I am always on the lookout for new ways to
inspire my students, especially with local examples of art. One amazing new
addition, now in its third year, in my community is Sculpture Tour Eau Claire.
The non-profit organization has created a free outdoor sculpture exhibit that is
on display year-round in the city.
This year the exhibit features 31 sculptures, all
of which are owned by the artists and on a year-long loan to Sculpture Tour Eau
Claire. Each May, a new set of sculptures will arrive to be displayed. The
artists reside as far away as Florence, Italy, but the tour has also included
local Eau Claire artists as well. There are three Eau Claire locations where you
can see these sculptures, all of them located near the downtown vicinity. This year’s tour includes the Water
Street area, which is near the UW-Eau Claire campus and frequented by many
college students. One of the Water Street sculptures reaches 13 feet into the
air. For more information on the sculptures featured in Sculpture Tour Eau
Claire you can visit the website:
In addition to the fact that Sculpture Tour Eau
Claire offers the residents a chance to see amazing sculptures within the city,

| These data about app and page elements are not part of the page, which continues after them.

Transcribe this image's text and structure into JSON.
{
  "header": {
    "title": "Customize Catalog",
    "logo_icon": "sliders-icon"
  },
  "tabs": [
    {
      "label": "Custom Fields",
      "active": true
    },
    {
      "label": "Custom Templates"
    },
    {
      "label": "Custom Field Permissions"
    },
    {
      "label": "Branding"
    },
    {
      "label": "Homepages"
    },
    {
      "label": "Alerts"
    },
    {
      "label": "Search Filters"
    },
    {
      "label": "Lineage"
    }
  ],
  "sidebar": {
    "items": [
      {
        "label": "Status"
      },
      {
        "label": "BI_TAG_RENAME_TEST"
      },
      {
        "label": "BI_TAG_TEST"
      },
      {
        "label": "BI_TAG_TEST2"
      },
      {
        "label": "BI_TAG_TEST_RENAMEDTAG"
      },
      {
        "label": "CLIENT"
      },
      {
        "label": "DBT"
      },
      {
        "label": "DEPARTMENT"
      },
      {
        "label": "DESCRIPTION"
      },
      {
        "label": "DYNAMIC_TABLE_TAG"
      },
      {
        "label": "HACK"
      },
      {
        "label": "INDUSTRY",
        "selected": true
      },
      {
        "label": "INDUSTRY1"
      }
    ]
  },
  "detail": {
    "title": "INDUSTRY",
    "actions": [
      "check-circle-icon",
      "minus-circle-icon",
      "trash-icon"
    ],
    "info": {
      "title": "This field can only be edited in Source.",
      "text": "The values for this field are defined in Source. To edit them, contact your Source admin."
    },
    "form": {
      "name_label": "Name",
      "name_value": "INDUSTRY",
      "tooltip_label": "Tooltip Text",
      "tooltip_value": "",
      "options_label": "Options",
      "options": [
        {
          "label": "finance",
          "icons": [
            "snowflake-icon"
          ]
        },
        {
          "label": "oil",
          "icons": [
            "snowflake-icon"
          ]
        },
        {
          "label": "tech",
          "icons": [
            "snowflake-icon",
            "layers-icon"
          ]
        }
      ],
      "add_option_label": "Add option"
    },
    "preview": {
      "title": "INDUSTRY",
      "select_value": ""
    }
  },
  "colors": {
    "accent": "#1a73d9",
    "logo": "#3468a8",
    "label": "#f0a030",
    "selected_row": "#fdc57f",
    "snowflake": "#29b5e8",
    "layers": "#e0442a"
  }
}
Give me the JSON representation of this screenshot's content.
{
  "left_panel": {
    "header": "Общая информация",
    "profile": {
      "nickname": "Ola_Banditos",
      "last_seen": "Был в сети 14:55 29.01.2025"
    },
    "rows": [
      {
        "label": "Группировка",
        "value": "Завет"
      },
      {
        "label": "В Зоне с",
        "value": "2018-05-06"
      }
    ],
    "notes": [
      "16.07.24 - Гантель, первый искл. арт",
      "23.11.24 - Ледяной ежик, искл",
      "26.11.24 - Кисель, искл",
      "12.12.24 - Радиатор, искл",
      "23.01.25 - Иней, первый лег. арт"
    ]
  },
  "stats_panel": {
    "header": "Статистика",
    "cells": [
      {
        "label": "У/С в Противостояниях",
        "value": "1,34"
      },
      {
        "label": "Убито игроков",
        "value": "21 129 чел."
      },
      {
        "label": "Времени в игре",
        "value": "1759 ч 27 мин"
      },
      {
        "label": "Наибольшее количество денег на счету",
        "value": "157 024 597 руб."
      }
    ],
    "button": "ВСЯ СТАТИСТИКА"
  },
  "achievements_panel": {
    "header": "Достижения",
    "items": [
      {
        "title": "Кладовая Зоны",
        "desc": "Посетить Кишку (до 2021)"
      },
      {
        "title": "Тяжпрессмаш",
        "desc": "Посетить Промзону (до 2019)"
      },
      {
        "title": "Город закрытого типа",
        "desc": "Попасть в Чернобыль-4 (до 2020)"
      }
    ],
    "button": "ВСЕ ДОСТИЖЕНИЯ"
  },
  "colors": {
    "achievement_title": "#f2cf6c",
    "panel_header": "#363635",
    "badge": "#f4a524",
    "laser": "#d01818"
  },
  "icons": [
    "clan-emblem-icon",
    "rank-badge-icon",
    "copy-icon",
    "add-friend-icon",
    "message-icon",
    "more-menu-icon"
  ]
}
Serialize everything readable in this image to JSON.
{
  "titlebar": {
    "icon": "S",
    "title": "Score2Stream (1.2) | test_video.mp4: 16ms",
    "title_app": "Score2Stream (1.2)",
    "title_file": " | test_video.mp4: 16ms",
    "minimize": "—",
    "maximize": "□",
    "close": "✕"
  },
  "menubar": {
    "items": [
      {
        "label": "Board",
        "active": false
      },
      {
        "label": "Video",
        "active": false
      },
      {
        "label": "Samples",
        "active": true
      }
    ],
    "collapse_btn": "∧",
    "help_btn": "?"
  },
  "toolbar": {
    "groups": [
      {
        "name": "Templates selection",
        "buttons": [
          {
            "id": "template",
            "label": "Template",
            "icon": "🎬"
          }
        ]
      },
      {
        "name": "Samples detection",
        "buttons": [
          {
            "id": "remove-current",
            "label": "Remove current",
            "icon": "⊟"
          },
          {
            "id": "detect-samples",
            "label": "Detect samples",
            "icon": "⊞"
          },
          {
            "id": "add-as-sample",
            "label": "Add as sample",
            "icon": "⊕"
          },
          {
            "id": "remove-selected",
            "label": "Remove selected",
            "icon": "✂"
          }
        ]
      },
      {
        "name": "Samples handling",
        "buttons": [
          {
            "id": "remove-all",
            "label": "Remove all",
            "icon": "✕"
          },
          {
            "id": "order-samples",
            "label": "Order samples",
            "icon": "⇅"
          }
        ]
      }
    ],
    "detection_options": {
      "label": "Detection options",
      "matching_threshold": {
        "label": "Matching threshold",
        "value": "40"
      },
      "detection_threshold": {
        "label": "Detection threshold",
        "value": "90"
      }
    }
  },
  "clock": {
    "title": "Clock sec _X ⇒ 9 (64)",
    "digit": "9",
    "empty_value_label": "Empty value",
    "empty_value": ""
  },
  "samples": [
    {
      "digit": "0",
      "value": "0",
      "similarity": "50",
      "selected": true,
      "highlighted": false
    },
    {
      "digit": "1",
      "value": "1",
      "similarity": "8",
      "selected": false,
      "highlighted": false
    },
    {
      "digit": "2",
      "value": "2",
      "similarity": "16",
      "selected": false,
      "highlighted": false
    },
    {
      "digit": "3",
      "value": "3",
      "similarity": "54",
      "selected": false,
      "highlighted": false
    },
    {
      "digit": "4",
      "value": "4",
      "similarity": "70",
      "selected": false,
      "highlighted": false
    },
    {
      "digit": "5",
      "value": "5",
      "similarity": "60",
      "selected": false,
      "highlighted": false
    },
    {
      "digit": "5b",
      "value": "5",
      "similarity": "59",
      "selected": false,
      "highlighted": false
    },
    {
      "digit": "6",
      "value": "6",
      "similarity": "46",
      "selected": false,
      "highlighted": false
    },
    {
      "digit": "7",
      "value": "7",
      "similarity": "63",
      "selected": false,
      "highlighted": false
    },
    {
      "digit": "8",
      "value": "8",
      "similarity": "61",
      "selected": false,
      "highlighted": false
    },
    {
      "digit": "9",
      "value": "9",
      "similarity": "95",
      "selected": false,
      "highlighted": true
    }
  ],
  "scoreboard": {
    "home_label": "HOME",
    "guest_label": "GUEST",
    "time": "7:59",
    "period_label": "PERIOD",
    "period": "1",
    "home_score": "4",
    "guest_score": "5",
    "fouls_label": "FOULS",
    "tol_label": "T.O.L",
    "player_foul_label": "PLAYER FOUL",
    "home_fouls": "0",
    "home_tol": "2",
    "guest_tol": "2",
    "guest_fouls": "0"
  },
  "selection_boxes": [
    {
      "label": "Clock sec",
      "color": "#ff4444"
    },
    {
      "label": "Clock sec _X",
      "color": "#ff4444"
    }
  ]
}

the community also gets to vote on their favorite sculpture. After the voting
closes, the sculpture with the most votes is purchased and put on permanent
display somewhere in the city. Art collectors and community members have also
helped to purchase more than 12 sculptures over the past two years. Some of the
sculptures have even been donated to local nonprofit groups such as the YMCA and
L.E. Phillips Memorial Public Library.
During my time as a student teacher, I was
fortunate enough to be placed in an elementary school that was within walking
distance to one of the three sculpture tour locations. I couldn’t pass up the
opportunity to take my students to see art that was practically in their
backyard. I developed a lesson on digital photography and the sculptures were
our subject matter.
On a beautiful fall day, with my cooperating
teacher and aids, I walked 45 fourth grade students downtown to take pictures of
the sculptures. Divided into smaller groups, we had the opportunity to see,
touch, and vote on the art. We spent time discussing the materials used in each
sculpture, how they were created, and photographing the sculptures.
The majority of my students had never been to an
art museum; they were very curious and interactive with the art. More than
anything, I simply enjoyed watching them run their fingers over the smooth cold
marbled torso, sit next to the bronze girl on a bench, and high five the
larger-than-life sized dog. Oh, and their photographs turned out amazing, too.